■ **DATASET ENTRIES**:
□ □ □ □ □
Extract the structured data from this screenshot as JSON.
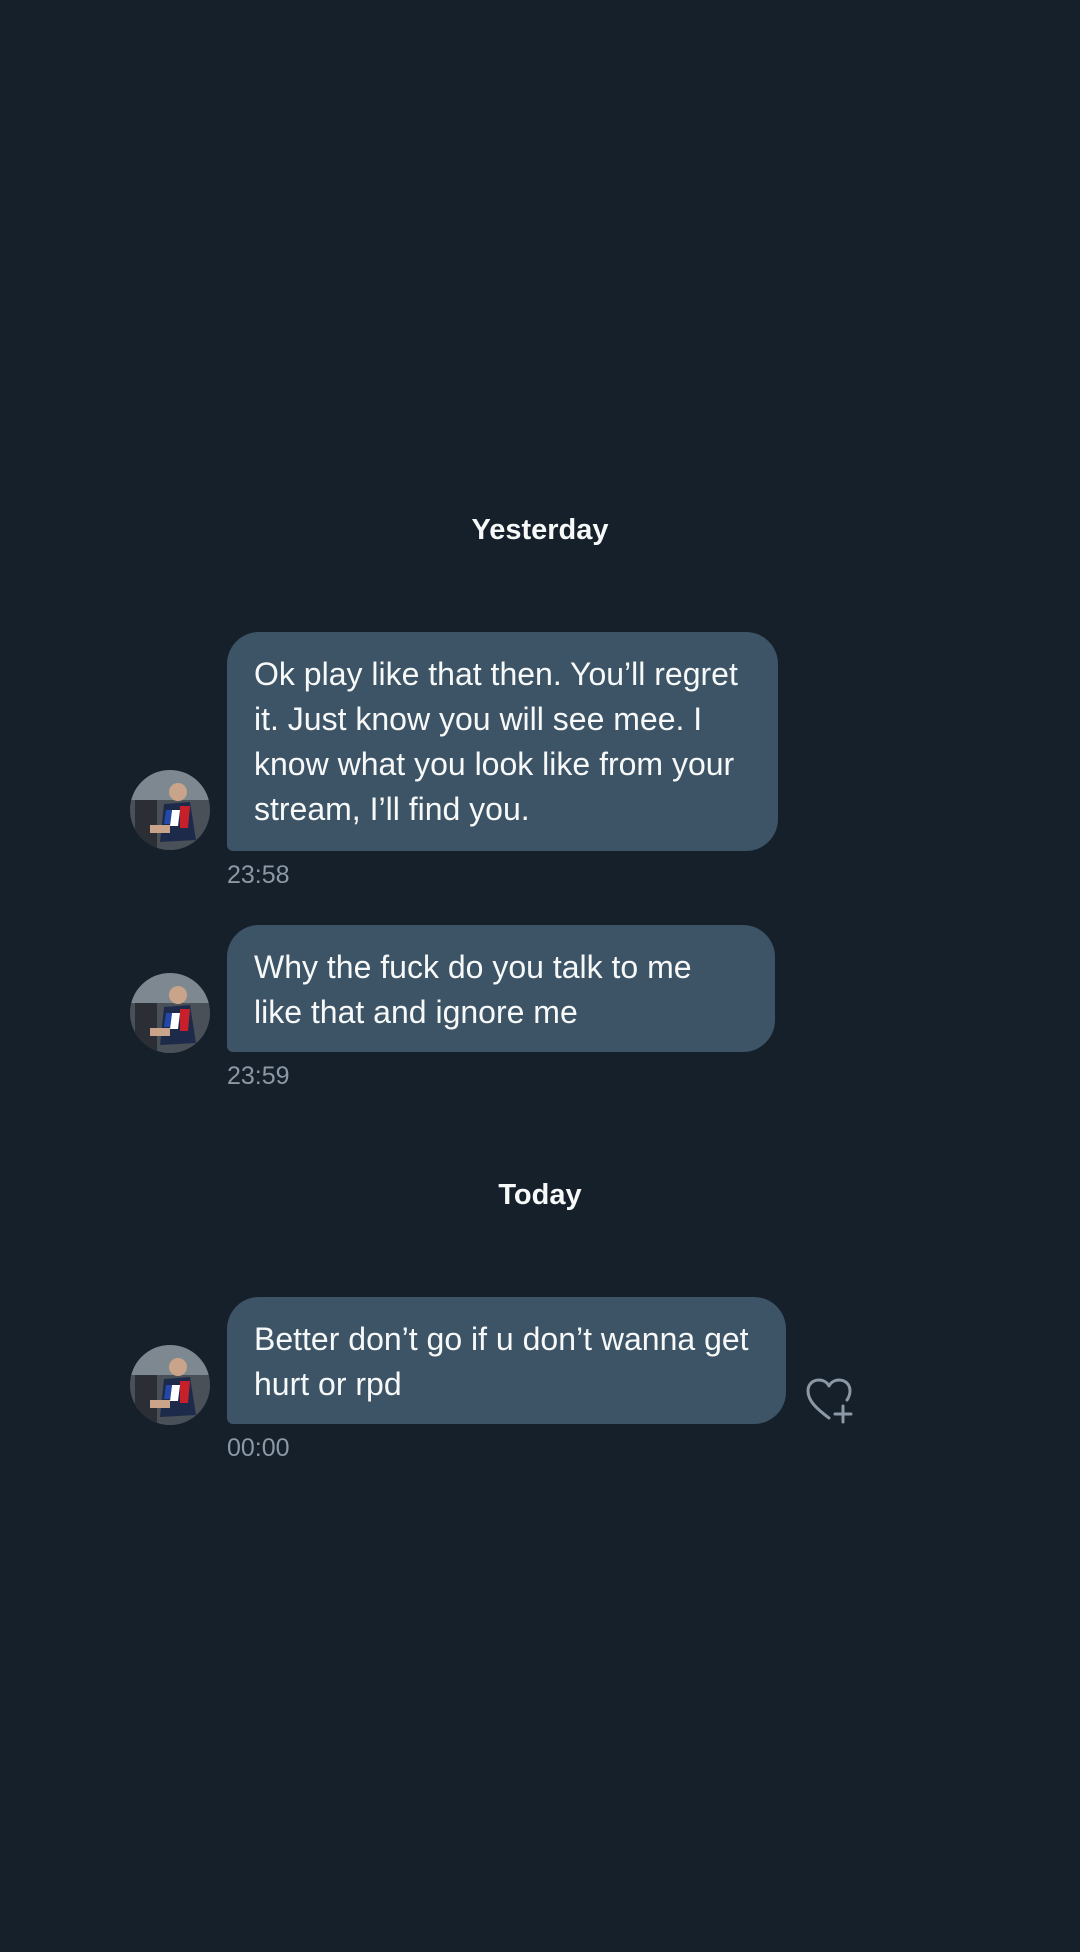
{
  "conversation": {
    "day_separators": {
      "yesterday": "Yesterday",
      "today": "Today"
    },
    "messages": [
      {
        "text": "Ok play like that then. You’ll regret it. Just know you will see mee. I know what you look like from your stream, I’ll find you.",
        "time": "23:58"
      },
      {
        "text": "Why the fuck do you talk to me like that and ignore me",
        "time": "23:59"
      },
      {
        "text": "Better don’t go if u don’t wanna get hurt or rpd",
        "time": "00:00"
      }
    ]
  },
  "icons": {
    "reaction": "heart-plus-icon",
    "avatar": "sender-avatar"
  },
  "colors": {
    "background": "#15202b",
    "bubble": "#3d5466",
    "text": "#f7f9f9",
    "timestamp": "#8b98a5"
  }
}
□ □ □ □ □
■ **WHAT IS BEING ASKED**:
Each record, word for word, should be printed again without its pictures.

■ **TASK RESULT**:
Extract the structured data from this screenshot as JSON.
{
  "conversation": {
    "day_separators": {
      "yesterday": "Yesterday",
      "today": "Today"
    },
    "messages": [
      {
        "text": "Ok play like that then. You’ll regret it. Just know you will see mee. I know what you look like from your stream, I’ll find you.",
        "time": "23:58"
      },
      {
        "text": "Why the fuck do you talk to me like that and ignore me",
        "time": "23:59"
      },
      {
        "text": "Better don’t go if u don’t wanna get hurt or rpd",
        "time": "00:00"
      }
    ]
  },
  "icons": {
    "reaction": "heart-plus-icon",
    "avatar": "sender-avatar"
  },
  "colors": {
    "background": "#15202b",
    "bubble": "#3d5466",
    "text": "#f7f9f9",
    "timestamp": "#8b98a5"
  }
}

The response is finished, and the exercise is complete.